I would like to comment on your on-line report about the raid on Pattaya Bridge Club where 30 pensioners were arrested. The local and international media are full of misinformation which is understandable as the case is very confusing and most damaging to Thai tourism.

Firstly, the raid was not conducted by Pattaya police, who have in the past cleared the club of irregularity, but by the civilian officials of Banglamung district office with responsibility for licensing and registration, backed by army personnel in case we pensioners (the oldest is 84) decided to start a punch up. Once the civilian Banglamung boss ordered our arrest, as he is empowered to do, the local police had to detain us. That’s the law.
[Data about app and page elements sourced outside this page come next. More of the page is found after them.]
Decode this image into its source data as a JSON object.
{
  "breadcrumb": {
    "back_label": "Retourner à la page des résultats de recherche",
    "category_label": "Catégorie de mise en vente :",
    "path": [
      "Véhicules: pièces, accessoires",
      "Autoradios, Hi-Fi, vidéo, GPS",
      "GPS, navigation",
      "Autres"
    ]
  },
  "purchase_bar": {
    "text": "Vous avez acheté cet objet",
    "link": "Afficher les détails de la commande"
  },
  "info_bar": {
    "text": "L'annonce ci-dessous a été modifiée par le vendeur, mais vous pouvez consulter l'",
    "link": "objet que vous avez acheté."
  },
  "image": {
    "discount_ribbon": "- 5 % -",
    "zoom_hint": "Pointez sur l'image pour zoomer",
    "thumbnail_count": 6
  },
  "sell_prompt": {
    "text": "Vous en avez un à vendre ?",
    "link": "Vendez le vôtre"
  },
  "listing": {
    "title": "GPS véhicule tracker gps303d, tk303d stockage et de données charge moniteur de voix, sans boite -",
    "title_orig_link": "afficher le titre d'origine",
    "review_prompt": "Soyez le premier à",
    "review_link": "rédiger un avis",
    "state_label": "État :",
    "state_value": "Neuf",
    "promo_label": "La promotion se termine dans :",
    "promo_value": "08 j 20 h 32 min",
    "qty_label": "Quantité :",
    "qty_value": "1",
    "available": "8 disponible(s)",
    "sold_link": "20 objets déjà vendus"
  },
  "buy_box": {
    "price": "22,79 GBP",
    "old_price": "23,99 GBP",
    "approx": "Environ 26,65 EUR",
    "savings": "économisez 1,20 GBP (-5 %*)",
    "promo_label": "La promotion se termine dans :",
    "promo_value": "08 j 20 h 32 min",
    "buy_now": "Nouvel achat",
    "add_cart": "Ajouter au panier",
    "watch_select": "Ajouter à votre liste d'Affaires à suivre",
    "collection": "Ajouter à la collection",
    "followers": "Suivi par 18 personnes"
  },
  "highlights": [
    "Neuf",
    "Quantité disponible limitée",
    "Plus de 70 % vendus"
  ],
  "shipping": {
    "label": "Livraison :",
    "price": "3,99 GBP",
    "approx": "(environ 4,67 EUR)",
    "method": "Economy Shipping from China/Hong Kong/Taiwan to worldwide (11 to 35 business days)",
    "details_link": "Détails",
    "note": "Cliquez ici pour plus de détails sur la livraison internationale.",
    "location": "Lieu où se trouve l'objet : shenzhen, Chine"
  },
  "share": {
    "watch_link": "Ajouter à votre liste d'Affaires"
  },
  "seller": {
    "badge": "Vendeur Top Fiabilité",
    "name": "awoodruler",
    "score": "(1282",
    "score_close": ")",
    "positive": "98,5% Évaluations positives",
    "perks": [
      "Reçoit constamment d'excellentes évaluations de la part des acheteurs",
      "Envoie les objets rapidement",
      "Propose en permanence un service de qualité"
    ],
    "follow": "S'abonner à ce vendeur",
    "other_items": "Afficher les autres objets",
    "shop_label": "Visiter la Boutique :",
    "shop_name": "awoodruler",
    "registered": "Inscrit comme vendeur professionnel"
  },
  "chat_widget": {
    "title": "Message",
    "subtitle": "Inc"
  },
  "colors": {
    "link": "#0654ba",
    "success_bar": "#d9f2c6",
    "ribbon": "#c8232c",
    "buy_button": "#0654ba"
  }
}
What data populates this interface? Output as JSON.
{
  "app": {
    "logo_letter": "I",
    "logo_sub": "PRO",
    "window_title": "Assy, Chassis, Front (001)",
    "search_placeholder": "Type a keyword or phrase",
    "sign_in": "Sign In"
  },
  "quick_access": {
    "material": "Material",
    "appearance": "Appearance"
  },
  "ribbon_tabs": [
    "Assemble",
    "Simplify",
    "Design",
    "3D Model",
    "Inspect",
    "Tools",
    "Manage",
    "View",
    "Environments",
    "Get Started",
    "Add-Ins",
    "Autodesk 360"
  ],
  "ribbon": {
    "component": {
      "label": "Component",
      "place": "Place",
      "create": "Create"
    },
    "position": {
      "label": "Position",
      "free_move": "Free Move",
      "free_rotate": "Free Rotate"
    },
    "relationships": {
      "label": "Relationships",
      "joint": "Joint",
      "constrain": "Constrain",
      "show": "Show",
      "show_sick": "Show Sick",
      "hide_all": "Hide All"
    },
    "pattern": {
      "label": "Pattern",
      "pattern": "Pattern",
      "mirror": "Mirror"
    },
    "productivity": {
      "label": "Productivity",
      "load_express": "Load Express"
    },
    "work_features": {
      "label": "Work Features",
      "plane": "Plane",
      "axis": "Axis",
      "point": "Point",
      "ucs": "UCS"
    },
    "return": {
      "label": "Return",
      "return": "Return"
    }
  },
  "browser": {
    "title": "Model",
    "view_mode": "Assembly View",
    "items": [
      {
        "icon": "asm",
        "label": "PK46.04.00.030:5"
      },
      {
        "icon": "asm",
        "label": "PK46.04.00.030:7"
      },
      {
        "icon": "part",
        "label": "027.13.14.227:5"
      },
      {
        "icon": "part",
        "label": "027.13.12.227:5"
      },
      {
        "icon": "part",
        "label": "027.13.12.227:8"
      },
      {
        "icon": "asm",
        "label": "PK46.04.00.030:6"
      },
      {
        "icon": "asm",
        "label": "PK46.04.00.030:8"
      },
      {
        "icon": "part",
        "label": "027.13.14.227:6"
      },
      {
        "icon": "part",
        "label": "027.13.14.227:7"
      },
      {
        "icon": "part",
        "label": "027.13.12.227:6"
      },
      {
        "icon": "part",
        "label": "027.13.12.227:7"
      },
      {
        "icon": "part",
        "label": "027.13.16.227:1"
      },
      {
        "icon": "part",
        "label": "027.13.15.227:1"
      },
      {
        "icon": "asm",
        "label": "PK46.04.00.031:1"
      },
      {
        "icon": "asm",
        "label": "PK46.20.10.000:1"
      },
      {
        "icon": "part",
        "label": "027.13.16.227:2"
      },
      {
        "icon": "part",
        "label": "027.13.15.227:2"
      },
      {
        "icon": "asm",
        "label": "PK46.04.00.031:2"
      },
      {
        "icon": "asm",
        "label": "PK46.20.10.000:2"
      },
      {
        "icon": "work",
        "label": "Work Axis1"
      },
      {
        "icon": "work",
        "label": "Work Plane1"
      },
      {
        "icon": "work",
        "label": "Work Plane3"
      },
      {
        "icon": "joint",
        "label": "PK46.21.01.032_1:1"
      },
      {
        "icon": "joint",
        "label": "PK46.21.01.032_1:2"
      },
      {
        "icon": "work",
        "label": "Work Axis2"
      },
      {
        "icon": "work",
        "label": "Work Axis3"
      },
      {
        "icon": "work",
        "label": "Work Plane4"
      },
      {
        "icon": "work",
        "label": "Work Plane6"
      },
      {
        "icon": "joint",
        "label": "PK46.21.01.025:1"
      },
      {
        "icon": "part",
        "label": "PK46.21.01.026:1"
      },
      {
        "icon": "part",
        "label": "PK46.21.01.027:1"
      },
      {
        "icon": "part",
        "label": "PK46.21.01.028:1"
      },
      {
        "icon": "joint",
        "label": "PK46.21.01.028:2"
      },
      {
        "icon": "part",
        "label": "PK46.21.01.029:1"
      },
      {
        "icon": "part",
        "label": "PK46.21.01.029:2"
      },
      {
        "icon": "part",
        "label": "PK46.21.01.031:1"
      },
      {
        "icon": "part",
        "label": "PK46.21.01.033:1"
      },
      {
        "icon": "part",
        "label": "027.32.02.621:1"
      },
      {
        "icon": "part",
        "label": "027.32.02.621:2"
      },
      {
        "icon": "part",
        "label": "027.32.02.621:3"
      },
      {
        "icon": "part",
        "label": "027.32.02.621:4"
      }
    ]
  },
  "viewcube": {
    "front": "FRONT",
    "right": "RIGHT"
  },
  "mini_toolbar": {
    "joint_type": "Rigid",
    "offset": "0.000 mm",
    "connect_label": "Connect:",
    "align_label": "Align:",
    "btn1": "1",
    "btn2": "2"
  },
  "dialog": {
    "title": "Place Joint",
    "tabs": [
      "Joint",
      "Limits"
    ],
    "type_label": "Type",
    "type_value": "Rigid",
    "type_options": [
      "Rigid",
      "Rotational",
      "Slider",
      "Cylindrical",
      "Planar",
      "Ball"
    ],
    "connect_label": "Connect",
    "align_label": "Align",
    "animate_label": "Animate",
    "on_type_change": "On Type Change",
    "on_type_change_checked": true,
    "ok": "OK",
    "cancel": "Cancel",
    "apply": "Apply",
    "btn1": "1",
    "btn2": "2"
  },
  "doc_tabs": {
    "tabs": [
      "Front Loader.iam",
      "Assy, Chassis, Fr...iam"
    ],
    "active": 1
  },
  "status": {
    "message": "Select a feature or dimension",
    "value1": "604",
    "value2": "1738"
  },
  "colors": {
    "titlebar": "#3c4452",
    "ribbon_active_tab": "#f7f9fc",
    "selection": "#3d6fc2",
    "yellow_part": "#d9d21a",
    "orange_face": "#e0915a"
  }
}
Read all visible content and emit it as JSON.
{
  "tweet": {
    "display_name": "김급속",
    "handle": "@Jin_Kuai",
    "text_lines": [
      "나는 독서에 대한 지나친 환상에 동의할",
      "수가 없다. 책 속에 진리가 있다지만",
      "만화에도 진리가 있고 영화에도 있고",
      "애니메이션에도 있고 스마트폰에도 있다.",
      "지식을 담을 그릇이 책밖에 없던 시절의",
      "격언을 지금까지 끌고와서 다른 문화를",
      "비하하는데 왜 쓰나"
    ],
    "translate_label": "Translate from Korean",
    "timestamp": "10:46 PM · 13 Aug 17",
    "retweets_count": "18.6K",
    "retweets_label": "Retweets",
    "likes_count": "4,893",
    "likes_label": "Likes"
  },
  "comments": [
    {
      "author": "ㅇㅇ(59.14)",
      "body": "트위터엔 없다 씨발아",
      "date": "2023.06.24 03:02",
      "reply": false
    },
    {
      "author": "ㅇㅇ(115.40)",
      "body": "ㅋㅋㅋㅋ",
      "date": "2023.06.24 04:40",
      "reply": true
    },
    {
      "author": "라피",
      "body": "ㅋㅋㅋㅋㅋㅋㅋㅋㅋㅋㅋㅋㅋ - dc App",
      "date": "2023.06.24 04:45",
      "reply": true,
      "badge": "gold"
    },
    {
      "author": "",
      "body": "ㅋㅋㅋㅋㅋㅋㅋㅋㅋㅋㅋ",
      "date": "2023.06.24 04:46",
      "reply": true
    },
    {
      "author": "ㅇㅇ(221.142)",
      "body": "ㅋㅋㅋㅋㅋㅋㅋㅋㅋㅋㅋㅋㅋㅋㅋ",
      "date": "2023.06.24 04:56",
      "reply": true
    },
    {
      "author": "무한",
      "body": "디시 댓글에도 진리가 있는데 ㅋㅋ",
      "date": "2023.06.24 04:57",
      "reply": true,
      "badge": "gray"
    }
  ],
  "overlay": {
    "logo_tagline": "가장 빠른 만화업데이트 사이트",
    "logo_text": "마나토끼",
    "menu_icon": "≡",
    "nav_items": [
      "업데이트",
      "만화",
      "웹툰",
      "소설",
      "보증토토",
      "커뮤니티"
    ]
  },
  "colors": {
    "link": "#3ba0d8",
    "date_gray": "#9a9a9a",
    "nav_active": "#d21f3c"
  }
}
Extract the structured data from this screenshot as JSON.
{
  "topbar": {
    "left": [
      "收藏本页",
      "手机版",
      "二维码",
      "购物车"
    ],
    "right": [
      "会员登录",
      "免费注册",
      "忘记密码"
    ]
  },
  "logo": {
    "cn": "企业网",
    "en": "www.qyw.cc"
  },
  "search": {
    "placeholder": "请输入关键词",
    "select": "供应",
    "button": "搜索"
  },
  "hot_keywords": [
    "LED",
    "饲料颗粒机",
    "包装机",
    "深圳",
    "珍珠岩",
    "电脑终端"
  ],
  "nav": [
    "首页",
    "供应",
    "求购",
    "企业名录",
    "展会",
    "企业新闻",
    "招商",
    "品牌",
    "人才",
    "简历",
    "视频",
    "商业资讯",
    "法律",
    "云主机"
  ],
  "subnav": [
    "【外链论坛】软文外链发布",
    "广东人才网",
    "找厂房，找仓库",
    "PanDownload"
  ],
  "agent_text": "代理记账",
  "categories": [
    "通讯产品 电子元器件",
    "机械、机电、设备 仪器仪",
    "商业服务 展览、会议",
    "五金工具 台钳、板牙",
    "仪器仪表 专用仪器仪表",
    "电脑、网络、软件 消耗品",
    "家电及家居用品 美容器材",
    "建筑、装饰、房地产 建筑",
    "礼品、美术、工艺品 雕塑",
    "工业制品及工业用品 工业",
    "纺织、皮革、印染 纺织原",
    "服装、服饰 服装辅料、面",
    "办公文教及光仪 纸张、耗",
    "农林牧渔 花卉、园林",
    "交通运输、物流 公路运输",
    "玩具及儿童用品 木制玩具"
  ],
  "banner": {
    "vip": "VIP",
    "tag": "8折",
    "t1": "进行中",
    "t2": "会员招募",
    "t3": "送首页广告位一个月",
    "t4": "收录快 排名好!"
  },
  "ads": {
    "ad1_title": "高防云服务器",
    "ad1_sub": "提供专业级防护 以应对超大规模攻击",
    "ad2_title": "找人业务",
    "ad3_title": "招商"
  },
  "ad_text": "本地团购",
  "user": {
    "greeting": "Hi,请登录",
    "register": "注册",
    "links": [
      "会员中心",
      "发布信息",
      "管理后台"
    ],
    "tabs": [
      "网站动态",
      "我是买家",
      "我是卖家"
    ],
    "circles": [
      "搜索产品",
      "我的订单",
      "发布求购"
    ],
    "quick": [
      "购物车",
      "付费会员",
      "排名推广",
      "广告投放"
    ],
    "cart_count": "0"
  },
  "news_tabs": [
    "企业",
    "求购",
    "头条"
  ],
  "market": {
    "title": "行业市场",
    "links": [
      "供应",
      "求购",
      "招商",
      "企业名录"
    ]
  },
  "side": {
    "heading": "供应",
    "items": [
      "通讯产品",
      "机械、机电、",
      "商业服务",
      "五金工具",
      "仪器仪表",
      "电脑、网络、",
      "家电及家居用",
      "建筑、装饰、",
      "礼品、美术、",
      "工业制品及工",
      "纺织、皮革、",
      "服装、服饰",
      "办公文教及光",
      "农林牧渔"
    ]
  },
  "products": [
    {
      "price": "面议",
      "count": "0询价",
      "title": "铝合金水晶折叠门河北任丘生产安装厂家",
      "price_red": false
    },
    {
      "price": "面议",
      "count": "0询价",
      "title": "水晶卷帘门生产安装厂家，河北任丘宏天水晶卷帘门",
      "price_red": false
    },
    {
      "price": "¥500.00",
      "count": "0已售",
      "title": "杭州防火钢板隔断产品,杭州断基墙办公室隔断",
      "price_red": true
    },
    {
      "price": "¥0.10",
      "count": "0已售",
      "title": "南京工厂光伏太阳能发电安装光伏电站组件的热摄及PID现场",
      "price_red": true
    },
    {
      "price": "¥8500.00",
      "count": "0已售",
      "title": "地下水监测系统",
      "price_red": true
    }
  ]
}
The charges against us were gambling, licence problems and breaches of a card playing act passed during the Japanese occupation of the 1940s. Our 12-hour humiliating detention has been described in detail in many media and involved fingerprinting, mugshot pictures and compulsory confessions which we were told we could rescind the following day in court. But we never went to court and were released on police bail of 5,000 baht each the following day. Yes it’s a muddle.

We are still on bail but our passports have been returned to us which is highly unusual. If, as we expect, the prosecutor clears the 30 cases, our bail money will be returned. The paperwork and bureaucracy are enormous, as ever in Thailand, so one must be patient. I was at the police station the other day to sign my mugshot pictures. Never try and hurry the Orient!

Our club organizer Jeremy Watson is in a different position. He paid 50,000 baht bail and may (or may not) face licensing charges and accusations of breaching the 1943 act. But the gambling business seems to have evaporated. He will plead not guilty and will be strongly supported by members and Khunying Chodchoy Sophonpanich, president of the South East Asian Bridge Federation and a senior figure in the Bangkok Bank. It will be months before it is clear whether the prosecution will offer evidence in court. If so, the case will drag on for years Thai-style.

I would conclude by observing that the bridge club was founded by me in 1994. I recall the very positive publicity in Pattaya Mail at that time. To say the least, it is surprising that these accusations have never been leveled at us in these 22 years. We are licensed under the Contract Bridge Association of Thailand and have passed several police inspections over the years. But then again, it was not the police who conducted this raid – a crucial point. I am reliably informed that none of our accusers knew the first thing about international duplicate bridge, played in every country in the world including North Korea.

Barry Kenyon